• _WORK INSTRUCTION_
The result should be an exact copy of every record, with no pictures kept.

• _INFORMATION SUPPLIED_
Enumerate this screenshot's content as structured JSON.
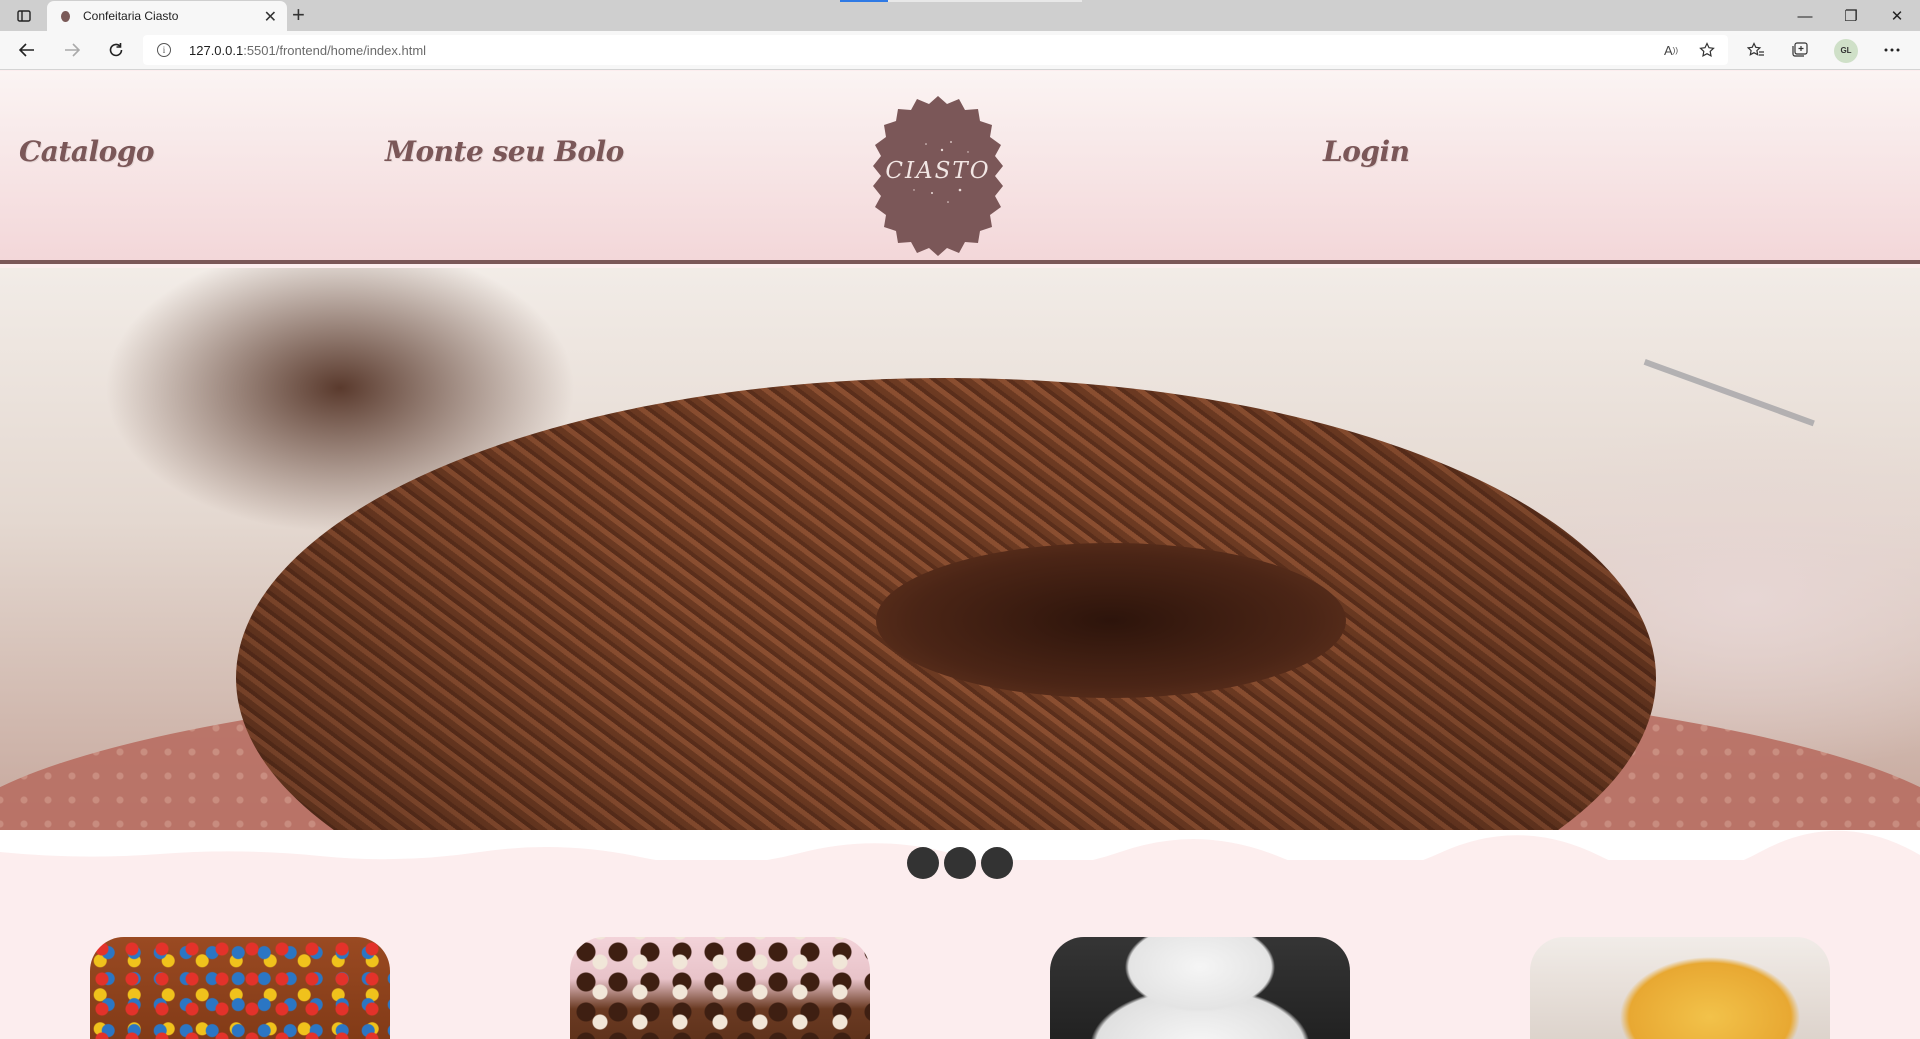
{
  "browser": {
    "tab_title": "Confeitaria Ciasto",
    "tab_close": "✕",
    "new_tab": "+",
    "url_host": "127.0.0.1",
    "url_rest": ":5501/frontend/home/index.html",
    "profile_initials": "GL",
    "window_controls": {
      "minimize": "—",
      "restore": "❐",
      "close": "✕"
    }
  },
  "site": {
    "nav": {
      "catalog": "Catalogo",
      "build_cake": "Monte seu Bolo",
      "login": "Login"
    },
    "logo_text": "CIASTO",
    "brand_color": "#7b5758",
    "header_gradient": [
      "#fbf4f3",
      "#f3d7d9"
    ],
    "slider": {
      "dots": [
        {
          "label": "slide-1"
        },
        {
          "label": "slide-2"
        },
        {
          "label": "slide-3"
        }
      ],
      "dot_color": "#333333"
    },
    "products": [
      {
        "image": "kitkat-mms-cake"
      },
      {
        "image": "brigadeiro-truffle-cake"
      },
      {
        "image": "white-tiered-cake"
      },
      {
        "image": "sponge-cake-powdered-sugar"
      }
    ]
  }
}
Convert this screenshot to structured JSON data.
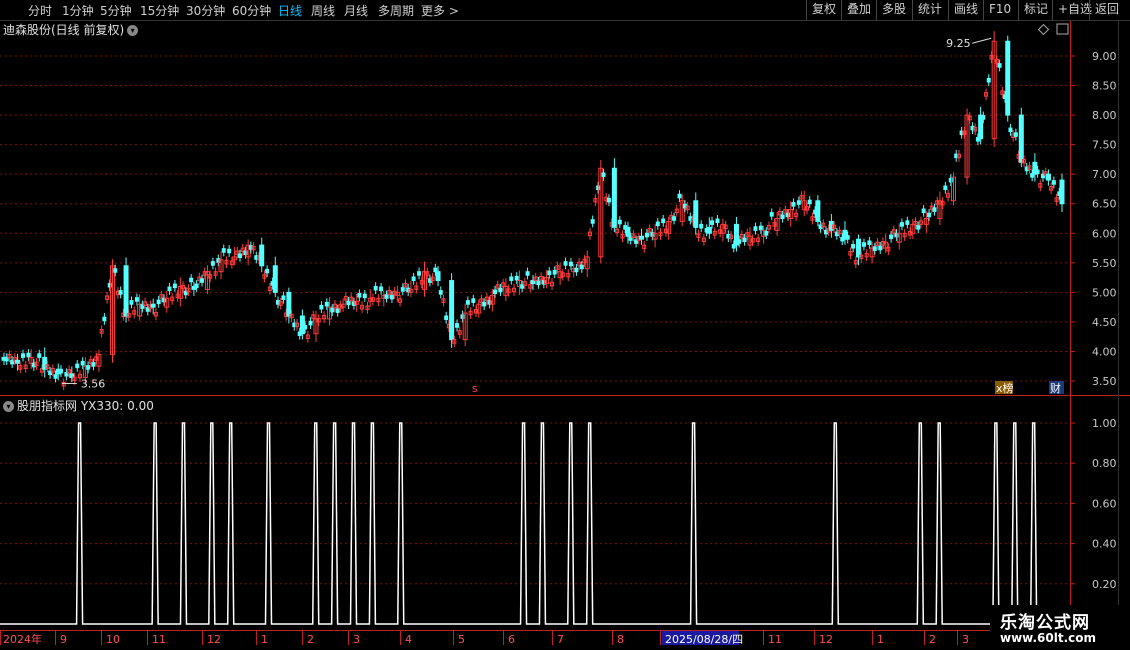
{
  "toolbar": {
    "periods": [
      "分时",
      "1分钟",
      "5分钟",
      "15分钟",
      "30分钟",
      "60分钟",
      "日线",
      "周线",
      "月线",
      "多周期",
      "更多 >"
    ],
    "active_period": "日线",
    "right_buttons": [
      "复权",
      "叠加",
      "多股",
      "统计",
      "画线",
      "F10",
      "标记",
      "+自选",
      "返回"
    ]
  },
  "main_chart": {
    "stock_title": "迪森股份(日线 前复权)",
    "high_label": "9.25",
    "low_label": "3.56",
    "y_axis_labels": [
      "9.00",
      "8.50",
      "8.00",
      "7.50",
      "7.00",
      "6.50",
      "6.00",
      "5.50",
      "5.00",
      "4.50",
      "4.00",
      "3.50"
    ],
    "markers": {
      "s_marker": "s",
      "rank_marker": "x榜",
      "fin_marker": "财"
    }
  },
  "indicator": {
    "title": "股朋指标网",
    "value_label": "YX330: 0.00",
    "y_axis_labels": [
      "1.00",
      "0.80",
      "0.60",
      "0.40",
      "0.20"
    ]
  },
  "time_axis": {
    "labels": [
      "2024年",
      "9",
      "10",
      "11",
      "12",
      "1",
      "2",
      "3",
      "4",
      "5",
      "6",
      "7",
      "8",
      "2025/08/28/四",
      "11",
      "12",
      "1",
      "2",
      "3"
    ]
  },
  "watermark": {
    "title": "乐淘公式网",
    "url": "www.60lt.com"
  },
  "colors": {
    "up": "#ff3c3c",
    "down": "#54ffff",
    "grid": "#7a1010",
    "axis": "#c02020",
    "indicator_line": "#ffffff",
    "active": "#00c0ff"
  },
  "chart_data": {
    "type": "line",
    "title": "迪森股份(日线 前复权)",
    "ylim": [
      3.4,
      9.3
    ],
    "x_range": [
      "2024-08",
      "2026-03"
    ],
    "series": [
      {
        "name": "close",
        "values": [
          3.85,
          3.8,
          3.9,
          3.7,
          3.62,
          3.56,
          3.75,
          3.95,
          5.45,
          4.6,
          4.8,
          4.75,
          4.9,
          5.1,
          5.05,
          5.35,
          5.55,
          5.6,
          5.8,
          5.45,
          5.0,
          4.6,
          4.3,
          4.55,
          4.75,
          4.8,
          4.85,
          4.9,
          4.95,
          5.0,
          5.05,
          5.35,
          5.2,
          4.2,
          4.65,
          4.8,
          4.95,
          5.1,
          5.2,
          5.15,
          5.25,
          5.35,
          5.4,
          5.6,
          7.1,
          6.1,
          5.95,
          5.9,
          6.0,
          6.2,
          6.55,
          6.1,
          6.0,
          6.15,
          5.8,
          5.95,
          6.05,
          6.25,
          6.4,
          6.55,
          6.2,
          6.05,
          5.9,
          5.6,
          5.75,
          5.85,
          6.0,
          6.15,
          6.25,
          6.55,
          6.95,
          8.0,
          7.6,
          9.25,
          8.0,
          7.2,
          7.0,
          6.9,
          6.5
        ]
      },
      {
        "name": "YX330",
        "x_index": [
          8,
          16,
          19,
          22,
          24,
          28,
          33,
          35,
          37,
          39,
          42,
          55,
          57,
          60,
          62,
          73,
          88,
          97,
          99,
          105,
          107,
          109
        ],
        "values": [
          1,
          1,
          1,
          1,
          1,
          1,
          1,
          1,
          1,
          1,
          1,
          1,
          1,
          1,
          1,
          1,
          1,
          1,
          1,
          1,
          1,
          1
        ]
      }
    ],
    "indicator_ylim": [
      0,
      1.05
    ],
    "grid": true
  }
}
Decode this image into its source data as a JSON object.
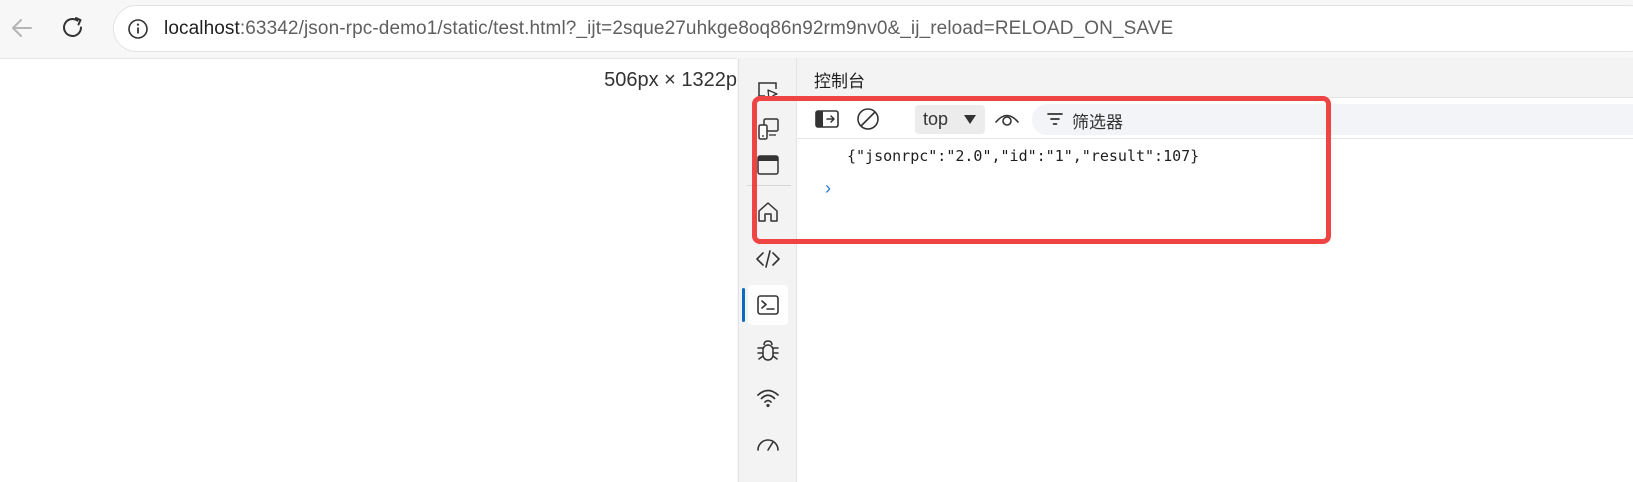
{
  "browser": {
    "url_host": "localhost",
    "url_rest": ":63342/json-rpc-demo1/static/test.html?_ijt=2sque27uhkge8oq86n92rm9nv0&_ij_reload=RELOAD_ON_SAVE",
    "icons": {
      "back": "arrow-left-icon",
      "reload": "reload-icon",
      "site_info": "info-icon"
    }
  },
  "viewport": {
    "dimensions_label": "506px × 1322p"
  },
  "devtools": {
    "activity_bar": {
      "icons": [
        "inspect-element-icon",
        "device-emulation-icon",
        "browser-window-icon",
        "home-icon",
        "elements-icon",
        "console-icon",
        "sources-debug-icon",
        "network-icon",
        "performance-icon"
      ],
      "active": "console-icon"
    },
    "panel_title": "控制台",
    "toolbar": {
      "context": "top",
      "filter_placeholder": "筛选器",
      "icons": [
        "toggle-sidebar-icon",
        "clear-console-icon",
        "dropdown-arrow-icon",
        "live-expression-eye-icon",
        "filter-icon"
      ]
    },
    "console": {
      "log_line": "{\"jsonrpc\":\"2.0\",\"id\":\"1\",\"result\":107}",
      "prompt": "›"
    }
  },
  "annotation": {
    "highlight_color": "#ef4444"
  }
}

• _ANSWER SPACE_
Enumerate this screenshot's content as structured JSON.
{
  "browser": {
    "tab_title": "Confeitaria Ciasto",
    "tab_close": "✕",
    "new_tab": "+",
    "url_host": "127.0.0.1",
    "url_rest": ":5501/frontend/home/index.html",
    "profile_initials": "GL",
    "window_controls": {
      "minimize": "—",
      "restore": "❐",
      "close": "✕"
    }
  },
  "site": {
    "nav": {
      "catalog": "Catalogo",
      "build_cake": "Monte seu Bolo",
      "login": "Login"
    },
    "logo_text": "CIASTO",
    "brand_color": "#7b5758",
    "header_gradient": [
      "#fbf4f3",
      "#f3d7d9"
    ],
    "slider": {
      "dots": [
        {
          "label": "slide-1"
        },
        {
          "label": "slide-2"
        },
        {
          "label": "slide-3"
        }
      ],
      "dot_color": "#333333"
    },
    "products": [
      {
        "image": "kitkat-mms-cake"
      },
      {
        "image": "brigadeiro-truffle-cake"
      },
      {
        "image": "white-tiered-cake"
      },
      {
        "image": "sponge-cake-powdered-sugar"
      }
    ]
  }
}
Convert this screenshot to structured JSON data.
{
  "toolbar": {
    "periods": [
      "分时",
      "1分钟",
      "5分钟",
      "15分钟",
      "30分钟",
      "60分钟",
      "日线",
      "周线",
      "月线",
      "多周期",
      "更多 >"
    ],
    "active_period": "日线",
    "right_buttons": [
      "复权",
      "叠加",
      "多股",
      "统计",
      "画线",
      "F10",
      "标记",
      "+自选",
      "返回"
    ]
  },
  "main_chart": {
    "stock_title": "迪森股份(日线 前复权)",
    "high_label": "9.25",
    "low_label": "3.56",
    "y_axis_labels": [
      "9.00",
      "8.50",
      "8.00",
      "7.50",
      "7.00",
      "6.50",
      "6.00",
      "5.50",
      "5.00",
      "4.50",
      "4.00",
      "3.50"
    ],
    "markers": {
      "s_marker": "s",
      "rank_marker": "x榜",
      "fin_marker": "财"
    }
  },
  "indicator": {
    "title": "股朋指标网",
    "value_label": "YX330: 0.00",
    "y_axis_labels": [
      "1.00",
      "0.80",
      "0.60",
      "0.40",
      "0.20"
    ]
  },
  "time_axis": {
    "labels": [
      "2024年",
      "9",
      "10",
      "11",
      "12",
      "1",
      "2",
      "3",
      "4",
      "5",
      "6",
      "7",
      "8",
      "2025/08/28/四",
      "11",
      "12",
      "1",
      "2",
      "3"
    ]
  },
  "watermark": {
    "title": "乐淘公式网",
    "url": "www.60lt.com"
  },
  "colors": {
    "up": "#ff3c3c",
    "down": "#54ffff",
    "grid": "#7a1010",
    "axis": "#c02020",
    "indicator_line": "#ffffff",
    "active": "#00c0ff"
  },
  "chart_data": {
    "type": "line",
    "title": "迪森股份(日线 前复权)",
    "ylim": [
      3.4,
      9.3
    ],
    "x_range": [
      "2024-08",
      "2026-03"
    ],
    "series": [
      {
        "name": "close",
        "values": [
          3.85,
          3.8,
          3.9,
          3.7,
          3.62,
          3.56,
          3.75,
          3.95,
          5.45,
          4.6,
          4.8,
          4.75,
          4.9,
          5.1,
          5.05,
          5.35,
          5.55,
          5.6,
          5.8,
          5.45,
          5.0,
          4.6,
          4.3,
          4.55,
          4.75,
          4.8,
          4.85,
          4.9,
          4.95,
          5.0,
          5.05,
          5.35,
          5.2,
          4.2,
          4.65,
          4.8,
          4.95,
          5.1,
          5.2,
          5.15,
          5.25,
          5.35,
          5.4,
          5.6,
          7.1,
          6.1,
          5.95,
          5.9,
          6.0,
          6.2,
          6.55,
          6.1,
          6.0,
          6.15,
          5.8,
          5.95,
          6.05,
          6.25,
          6.4,
          6.55,
          6.2,
          6.05,
          5.9,
          5.6,
          5.75,
          5.85,
          6.0,
          6.15,
          6.25,
          6.55,
          6.95,
          8.0,
          7.6,
          9.25,
          8.0,
          7.2,
          7.0,
          6.9,
          6.5
        ]
      },
      {
        "name": "YX330",
        "x_index": [
          8,
          16,
          19,
          22,
          24,
          28,
          33,
          35,
          37,
          39,
          42,
          55,
          57,
          60,
          62,
          73,
          88,
          97,
          99,
          105,
          107,
          109
        ],
        "values": [
          1,
          1,
          1,
          1,
          1,
          1,
          1,
          1,
          1,
          1,
          1,
          1,
          1,
          1,
          1,
          1,
          1,
          1,
          1,
          1,
          1,
          1
        ]
      }
    ],
    "indicator_ylim": [
      0,
      1.05
    ],
    "grid": true
  }
}
Decode this image into its source data as a JSON object.
{
  "browser": {
    "url_host": "localhost",
    "url_rest": ":63342/json-rpc-demo1/static/test.html?_ijt=2sque27uhkge8oq86n92rm9nv0&_ij_reload=RELOAD_ON_SAVE",
    "icons": {
      "back": "arrow-left-icon",
      "reload": "reload-icon",
      "site_info": "info-icon"
    }
  },
  "viewport": {
    "dimensions_label": "506px × 1322p"
  },
  "devtools": {
    "activity_bar": {
      "icons": [
        "inspect-element-icon",
        "device-emulation-icon",
        "browser-window-icon",
        "home-icon",
        "elements-icon",
        "console-icon",
        "sources-debug-icon",
        "network-icon",
        "performance-icon"
      ],
      "active": "console-icon"
    },
    "panel_title": "控制台",
    "toolbar": {
      "context": "top",
      "filter_placeholder": "筛选器",
      "icons": [
        "toggle-sidebar-icon",
        "clear-console-icon",
        "dropdown-arrow-icon",
        "live-expression-eye-icon",
        "filter-icon"
      ]
    },
    "console": {
      "log_line": "{\"jsonrpc\":\"2.0\",\"id\":\"1\",\"result\":107}",
      "prompt": "›"
    }
  },
  "annotation": {
    "highlight_color": "#ef4444"
  }
}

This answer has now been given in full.